- Opening Delimiter -
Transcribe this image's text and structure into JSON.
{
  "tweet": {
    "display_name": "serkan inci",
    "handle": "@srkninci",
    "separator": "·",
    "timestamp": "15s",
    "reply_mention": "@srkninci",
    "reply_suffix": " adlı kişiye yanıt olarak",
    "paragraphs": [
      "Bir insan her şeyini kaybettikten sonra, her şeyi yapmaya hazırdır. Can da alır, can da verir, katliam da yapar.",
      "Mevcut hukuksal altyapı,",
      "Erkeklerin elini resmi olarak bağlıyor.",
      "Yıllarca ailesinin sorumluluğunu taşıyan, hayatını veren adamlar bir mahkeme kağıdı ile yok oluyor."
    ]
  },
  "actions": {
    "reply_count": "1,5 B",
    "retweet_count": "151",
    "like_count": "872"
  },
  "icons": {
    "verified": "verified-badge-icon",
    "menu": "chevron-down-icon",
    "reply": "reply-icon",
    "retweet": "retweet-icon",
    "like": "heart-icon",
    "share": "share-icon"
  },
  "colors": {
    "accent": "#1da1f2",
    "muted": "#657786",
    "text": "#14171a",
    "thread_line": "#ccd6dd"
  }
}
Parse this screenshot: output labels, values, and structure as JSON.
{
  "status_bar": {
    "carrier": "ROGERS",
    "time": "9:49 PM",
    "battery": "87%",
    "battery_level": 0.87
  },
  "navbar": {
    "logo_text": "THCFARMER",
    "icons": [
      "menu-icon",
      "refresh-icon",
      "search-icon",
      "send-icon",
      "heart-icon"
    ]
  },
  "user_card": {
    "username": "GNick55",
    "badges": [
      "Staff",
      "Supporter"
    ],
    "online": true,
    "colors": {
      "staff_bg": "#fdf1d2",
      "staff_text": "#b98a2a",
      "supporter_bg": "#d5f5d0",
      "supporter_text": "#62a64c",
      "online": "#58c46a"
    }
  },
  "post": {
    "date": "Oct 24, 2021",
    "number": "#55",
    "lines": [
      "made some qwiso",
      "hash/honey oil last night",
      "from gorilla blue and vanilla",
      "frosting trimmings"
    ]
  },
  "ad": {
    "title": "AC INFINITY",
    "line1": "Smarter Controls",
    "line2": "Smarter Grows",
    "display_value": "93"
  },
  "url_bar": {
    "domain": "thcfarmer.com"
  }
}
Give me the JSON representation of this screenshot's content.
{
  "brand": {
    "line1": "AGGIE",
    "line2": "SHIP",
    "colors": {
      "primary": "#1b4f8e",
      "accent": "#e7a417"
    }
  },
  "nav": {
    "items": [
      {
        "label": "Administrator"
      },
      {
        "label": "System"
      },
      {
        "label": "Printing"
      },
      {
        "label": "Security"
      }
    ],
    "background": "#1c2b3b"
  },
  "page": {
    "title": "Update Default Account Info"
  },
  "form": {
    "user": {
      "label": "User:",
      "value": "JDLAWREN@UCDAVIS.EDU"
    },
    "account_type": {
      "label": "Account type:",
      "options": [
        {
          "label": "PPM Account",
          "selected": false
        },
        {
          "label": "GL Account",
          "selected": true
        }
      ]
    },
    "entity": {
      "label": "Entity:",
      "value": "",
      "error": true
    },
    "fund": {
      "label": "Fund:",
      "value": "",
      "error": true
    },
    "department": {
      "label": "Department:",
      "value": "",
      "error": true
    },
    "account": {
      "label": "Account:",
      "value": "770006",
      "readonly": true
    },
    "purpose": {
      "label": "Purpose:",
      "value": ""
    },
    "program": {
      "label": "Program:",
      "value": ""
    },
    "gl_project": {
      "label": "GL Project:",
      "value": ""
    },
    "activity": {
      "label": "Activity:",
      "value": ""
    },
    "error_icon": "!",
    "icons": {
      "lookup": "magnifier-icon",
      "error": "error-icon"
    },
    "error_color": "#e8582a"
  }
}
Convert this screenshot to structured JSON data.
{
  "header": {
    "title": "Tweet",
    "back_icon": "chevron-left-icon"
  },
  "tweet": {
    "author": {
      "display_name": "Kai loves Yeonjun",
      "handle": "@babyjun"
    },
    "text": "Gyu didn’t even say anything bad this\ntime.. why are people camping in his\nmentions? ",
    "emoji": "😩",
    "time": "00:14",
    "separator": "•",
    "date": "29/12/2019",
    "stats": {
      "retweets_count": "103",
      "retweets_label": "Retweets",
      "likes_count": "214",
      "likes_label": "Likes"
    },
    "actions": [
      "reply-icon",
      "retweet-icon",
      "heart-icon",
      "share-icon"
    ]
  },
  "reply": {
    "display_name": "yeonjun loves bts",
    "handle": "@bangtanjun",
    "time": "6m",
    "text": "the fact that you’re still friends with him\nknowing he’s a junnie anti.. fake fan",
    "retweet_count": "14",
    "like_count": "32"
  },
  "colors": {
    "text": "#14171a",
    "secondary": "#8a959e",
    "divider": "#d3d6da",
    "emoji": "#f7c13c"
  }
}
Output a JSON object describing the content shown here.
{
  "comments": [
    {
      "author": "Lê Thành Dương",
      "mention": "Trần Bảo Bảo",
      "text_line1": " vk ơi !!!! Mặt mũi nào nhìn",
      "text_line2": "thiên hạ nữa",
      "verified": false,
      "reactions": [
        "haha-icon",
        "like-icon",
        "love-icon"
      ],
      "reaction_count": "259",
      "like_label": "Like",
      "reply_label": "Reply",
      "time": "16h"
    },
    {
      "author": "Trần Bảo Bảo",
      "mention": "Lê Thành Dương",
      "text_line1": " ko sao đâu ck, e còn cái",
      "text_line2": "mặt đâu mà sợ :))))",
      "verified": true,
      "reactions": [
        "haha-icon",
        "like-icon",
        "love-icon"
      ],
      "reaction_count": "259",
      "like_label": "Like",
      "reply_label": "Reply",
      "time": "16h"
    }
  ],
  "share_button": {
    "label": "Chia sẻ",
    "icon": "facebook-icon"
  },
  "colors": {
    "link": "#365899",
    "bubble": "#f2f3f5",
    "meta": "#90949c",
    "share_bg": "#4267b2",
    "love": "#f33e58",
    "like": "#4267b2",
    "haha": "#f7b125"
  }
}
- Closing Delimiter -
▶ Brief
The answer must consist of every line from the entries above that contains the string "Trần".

▶ Solution to this exercise
      "mention": "Trần Bảo Bảo",
      "author": "Trần Bảo Bảo",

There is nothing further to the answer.